Weekly Topics:
Students will progress though the levels of Dressage Riding according to their personal interests, efforts, and physical abilities. Topics will vary by levels. Syllabi include specific strategies for developing skills at each level.

Level I: Basic balance in walk, trot, canter.
Level II: The seat is following the horse’s motion independently most of the time. The student can apply the aids to get the horse into the walk, trot, canter, and maintain the gait.
Level III: Independent balanced seat. The student can apply basic leg aids, weight aids, rein aids, ride transitions into and out of the three working gaits, and follow simple straight and curved lines.
Level IV: The student is able to reproduce on a trained horse more advanced movements on one or two tracks applying the proper combination and coordination of aids.
Level V: The student is able to help correct behavioral and physical problems in school horses.
Level VI: The student is able to start a green horse in basic dressage.
Level VII: The student is able to train a horse to do progressively advanced movements including leg yields, shoulder-in, changes through the trot, transitions into and out of gaits and within gaits, and counter canter.
Level VIII: The student is able to train a horse to do progressively advanced movements including haunches-in, half-pass, medium and extended gaits, and single flying changes.
Level IX: The student is able to train a horse to do progressively advanced movements: counter change of hand in half-pass, passage, piaffe ,changes in series, and canter pirouettes.

Performance Objectives:
The level of achievement of the following objectives will be partially dependent on the number of quarters the student has been involved in the Dressage Riding Program. Following successful completion of Dressage Riding Courses, the student will be able to:

  • Describe or explain the theory of riding with regard to:
    • Position
    • Basic movement
    • The riding tree
    • The training tree
  • Demonstrate the ability to maintain a balanced and correct independent seat while riding a trained horse, while fixing problems on a school horse, and while training a “green” horse in Dressage movements
  • Demonstrate the ability to ride a trained horse, fix problems on a school horse, and train a young horse
  • Link the theory of Dressage Riding to practice
  • Demonstrate or describe and give examples of the use of Dressage theory in problem solving during riding and training
Nancy Wesolek-Sterret: the head of the dressage department at Meredith Manor.

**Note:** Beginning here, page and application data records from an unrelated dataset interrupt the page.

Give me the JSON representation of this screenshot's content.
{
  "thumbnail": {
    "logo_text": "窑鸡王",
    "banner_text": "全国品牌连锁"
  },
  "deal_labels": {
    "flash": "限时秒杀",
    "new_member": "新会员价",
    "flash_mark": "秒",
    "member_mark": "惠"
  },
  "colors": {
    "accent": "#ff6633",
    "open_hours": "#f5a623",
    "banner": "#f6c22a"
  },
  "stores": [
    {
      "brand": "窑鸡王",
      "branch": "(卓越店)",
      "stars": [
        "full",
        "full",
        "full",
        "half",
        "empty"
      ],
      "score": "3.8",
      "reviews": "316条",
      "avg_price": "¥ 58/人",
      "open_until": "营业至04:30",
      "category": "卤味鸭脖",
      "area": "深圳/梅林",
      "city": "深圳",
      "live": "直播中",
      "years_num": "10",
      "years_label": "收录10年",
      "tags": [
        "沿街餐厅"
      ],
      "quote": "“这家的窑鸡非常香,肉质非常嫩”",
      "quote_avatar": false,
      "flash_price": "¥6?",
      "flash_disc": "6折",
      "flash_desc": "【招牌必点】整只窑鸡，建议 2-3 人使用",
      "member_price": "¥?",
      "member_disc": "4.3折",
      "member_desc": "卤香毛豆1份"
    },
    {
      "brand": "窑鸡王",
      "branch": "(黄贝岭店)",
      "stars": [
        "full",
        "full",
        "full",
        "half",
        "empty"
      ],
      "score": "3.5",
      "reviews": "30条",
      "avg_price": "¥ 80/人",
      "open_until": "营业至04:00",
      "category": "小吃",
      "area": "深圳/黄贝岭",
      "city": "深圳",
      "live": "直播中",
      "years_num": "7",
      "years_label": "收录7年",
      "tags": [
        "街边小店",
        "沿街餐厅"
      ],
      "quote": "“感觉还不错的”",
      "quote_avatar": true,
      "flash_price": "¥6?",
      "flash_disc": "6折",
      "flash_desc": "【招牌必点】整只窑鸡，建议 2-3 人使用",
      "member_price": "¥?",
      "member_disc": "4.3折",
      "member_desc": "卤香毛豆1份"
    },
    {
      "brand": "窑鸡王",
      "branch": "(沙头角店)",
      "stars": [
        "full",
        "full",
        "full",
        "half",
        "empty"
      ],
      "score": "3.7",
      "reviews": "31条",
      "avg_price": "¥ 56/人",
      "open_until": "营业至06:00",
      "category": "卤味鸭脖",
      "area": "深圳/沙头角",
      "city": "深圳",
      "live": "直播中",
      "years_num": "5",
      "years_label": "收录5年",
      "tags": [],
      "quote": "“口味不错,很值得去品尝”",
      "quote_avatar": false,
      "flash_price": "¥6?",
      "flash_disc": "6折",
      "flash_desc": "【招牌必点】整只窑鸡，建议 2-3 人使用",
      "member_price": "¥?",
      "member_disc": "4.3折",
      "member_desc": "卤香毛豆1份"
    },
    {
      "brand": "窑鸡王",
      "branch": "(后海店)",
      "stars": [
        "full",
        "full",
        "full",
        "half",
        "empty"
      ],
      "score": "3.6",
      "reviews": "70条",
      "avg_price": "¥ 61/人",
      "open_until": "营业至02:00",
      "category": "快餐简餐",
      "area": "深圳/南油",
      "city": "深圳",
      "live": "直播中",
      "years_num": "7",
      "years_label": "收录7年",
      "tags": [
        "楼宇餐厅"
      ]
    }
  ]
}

A variety of instructional methods and strategies will be used, including demonstration and guided practice.

Observation and feedback will be used to guide instruction and allow students to monitor their progress. Other evaluation measures include: punctuality, attitude, effort, progression, appearance of horse and rider, and attendance.

I graduated in 2000 and have had incredible success in the professional world due to the skills I've learned through MM. MM showed me the way to become part of a program and learn how to see an overall picture not just its parts.
Melissa Sliwa Humke: 2000 Riding Master VI Graduate